Double Trouble is a 1915 American silent romantic comedy film written and directed by Christy Cabanne, produced by D.W. Griffith, and starring Douglas Fairbanks in one of his earliest motion pictures. The film is based on the novel of the same name by Herbert Quick. The plot, a variant on the theme of Jekyll and Hyde, revolves around a very shy, "effeminate" banker who acquires a second, rakish and flirtatious personality after receiving a blow on the head. The film was a popular and critical success.
A Sister of Six is a 1916 American silent Western film produced by the Fine Arts Film Company and distributed by Triangle Film Corporation. The film was directed by brothers Chester M. and Sidney Franklin. This was Bessie Love's first starring role.
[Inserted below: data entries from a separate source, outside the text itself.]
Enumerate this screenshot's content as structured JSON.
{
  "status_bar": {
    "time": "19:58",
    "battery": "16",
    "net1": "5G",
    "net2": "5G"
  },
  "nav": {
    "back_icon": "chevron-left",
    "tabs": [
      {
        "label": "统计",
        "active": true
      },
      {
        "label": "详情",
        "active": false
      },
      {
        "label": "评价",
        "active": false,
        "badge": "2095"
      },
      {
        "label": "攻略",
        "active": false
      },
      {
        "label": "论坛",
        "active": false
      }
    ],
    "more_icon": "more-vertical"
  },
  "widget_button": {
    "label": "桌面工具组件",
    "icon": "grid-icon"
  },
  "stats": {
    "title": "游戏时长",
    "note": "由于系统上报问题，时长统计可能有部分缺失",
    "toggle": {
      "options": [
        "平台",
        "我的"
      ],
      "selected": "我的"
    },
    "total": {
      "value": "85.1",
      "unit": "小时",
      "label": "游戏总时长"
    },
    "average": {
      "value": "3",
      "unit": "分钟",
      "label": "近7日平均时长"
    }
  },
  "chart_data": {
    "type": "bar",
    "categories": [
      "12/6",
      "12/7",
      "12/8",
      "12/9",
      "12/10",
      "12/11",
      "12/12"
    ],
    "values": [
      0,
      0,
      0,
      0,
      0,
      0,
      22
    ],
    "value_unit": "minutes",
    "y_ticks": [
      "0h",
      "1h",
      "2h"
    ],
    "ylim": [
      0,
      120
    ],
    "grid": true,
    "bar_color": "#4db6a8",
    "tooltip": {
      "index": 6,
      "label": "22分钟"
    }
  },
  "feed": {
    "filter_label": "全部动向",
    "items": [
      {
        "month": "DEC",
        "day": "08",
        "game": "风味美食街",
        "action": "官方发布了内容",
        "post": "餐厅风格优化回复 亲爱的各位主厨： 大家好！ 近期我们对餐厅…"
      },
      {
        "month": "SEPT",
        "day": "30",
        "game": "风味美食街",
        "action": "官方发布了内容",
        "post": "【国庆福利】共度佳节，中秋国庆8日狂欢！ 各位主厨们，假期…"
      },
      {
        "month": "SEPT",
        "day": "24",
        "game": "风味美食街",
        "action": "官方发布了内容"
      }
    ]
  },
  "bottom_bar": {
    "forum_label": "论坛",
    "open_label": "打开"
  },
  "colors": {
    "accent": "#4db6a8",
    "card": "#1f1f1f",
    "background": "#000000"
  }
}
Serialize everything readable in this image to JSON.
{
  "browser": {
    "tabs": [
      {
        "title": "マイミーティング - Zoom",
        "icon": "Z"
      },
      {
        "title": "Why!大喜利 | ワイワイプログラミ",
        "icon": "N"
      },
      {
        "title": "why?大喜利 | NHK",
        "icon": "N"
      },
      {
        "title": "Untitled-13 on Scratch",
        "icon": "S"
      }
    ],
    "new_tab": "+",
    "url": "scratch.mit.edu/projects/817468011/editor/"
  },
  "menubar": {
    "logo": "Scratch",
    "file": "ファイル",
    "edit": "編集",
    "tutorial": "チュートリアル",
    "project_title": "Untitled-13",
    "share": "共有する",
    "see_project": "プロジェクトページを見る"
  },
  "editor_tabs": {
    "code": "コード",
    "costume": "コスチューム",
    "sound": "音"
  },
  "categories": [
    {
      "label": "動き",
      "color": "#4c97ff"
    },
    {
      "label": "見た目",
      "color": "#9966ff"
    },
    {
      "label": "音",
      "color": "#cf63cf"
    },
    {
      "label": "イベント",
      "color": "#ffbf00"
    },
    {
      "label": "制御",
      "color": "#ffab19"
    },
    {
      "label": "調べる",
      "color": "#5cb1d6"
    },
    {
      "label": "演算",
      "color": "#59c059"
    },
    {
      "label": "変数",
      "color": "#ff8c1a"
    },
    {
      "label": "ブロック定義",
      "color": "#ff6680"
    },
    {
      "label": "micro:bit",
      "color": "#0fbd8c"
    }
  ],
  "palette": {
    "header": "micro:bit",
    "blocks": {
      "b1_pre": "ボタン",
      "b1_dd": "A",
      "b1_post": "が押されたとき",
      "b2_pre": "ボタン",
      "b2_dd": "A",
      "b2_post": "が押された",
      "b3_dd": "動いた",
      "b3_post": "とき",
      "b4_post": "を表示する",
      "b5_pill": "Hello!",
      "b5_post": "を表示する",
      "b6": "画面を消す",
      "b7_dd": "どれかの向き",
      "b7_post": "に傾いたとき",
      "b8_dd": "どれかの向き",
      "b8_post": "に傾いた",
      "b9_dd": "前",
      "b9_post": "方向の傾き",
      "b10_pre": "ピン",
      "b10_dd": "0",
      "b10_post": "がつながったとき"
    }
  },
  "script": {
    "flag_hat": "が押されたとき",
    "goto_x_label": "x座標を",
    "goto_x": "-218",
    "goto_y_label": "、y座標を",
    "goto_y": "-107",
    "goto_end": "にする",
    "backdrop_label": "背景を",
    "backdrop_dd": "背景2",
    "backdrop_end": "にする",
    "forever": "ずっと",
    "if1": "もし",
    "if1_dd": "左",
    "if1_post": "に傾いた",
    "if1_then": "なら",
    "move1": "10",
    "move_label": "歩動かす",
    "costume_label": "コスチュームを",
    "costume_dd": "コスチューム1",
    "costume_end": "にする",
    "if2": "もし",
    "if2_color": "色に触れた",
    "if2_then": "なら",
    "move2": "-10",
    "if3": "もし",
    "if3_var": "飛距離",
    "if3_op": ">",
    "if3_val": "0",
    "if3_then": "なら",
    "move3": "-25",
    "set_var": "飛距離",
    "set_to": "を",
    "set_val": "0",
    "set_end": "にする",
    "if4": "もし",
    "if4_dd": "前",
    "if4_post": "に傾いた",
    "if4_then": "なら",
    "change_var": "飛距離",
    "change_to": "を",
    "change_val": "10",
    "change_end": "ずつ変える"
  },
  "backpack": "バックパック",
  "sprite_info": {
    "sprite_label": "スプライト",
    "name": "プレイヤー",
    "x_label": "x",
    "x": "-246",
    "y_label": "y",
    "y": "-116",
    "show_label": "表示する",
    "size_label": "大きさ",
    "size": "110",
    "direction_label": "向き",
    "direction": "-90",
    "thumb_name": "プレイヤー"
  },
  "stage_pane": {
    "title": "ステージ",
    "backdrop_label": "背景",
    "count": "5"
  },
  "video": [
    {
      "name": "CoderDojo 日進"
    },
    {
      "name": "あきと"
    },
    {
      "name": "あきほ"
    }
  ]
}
Conspiracy is a 1930 American pre-Code mystery melodrama film produced and distributed by RKO Pictures and directed by Christy Cabanne. It is the second adaptation of the play The Conspiracy by Robert B. Baker and John Emerson and stars Bessie Love and Ned Sparks.
Beyond is a 1921 American drama silent film based on the play The Lifted Veil by Henry Arthur Jones. The film was directed by William Desmond Taylor and produced by Jesse L. Lasky. It stars Ethel Clayton, Charles Meredith and Earl Schenck. The feature was distributed by Paramount Pictures and was set in part in New Zealand.
Fine Arts Film Company produced dozens of movies during the silent film era in the United States. It was one of the film production studios in Triangle Film Corporation, each run by one of the parent company's vice-presidents: D. W. Griffith, Thomas H. Ince, and Mack Sennett. Fine Arts was Griffith's studio and was located on Sunset Boulevard. It was often billed as Triangle Fine Arts.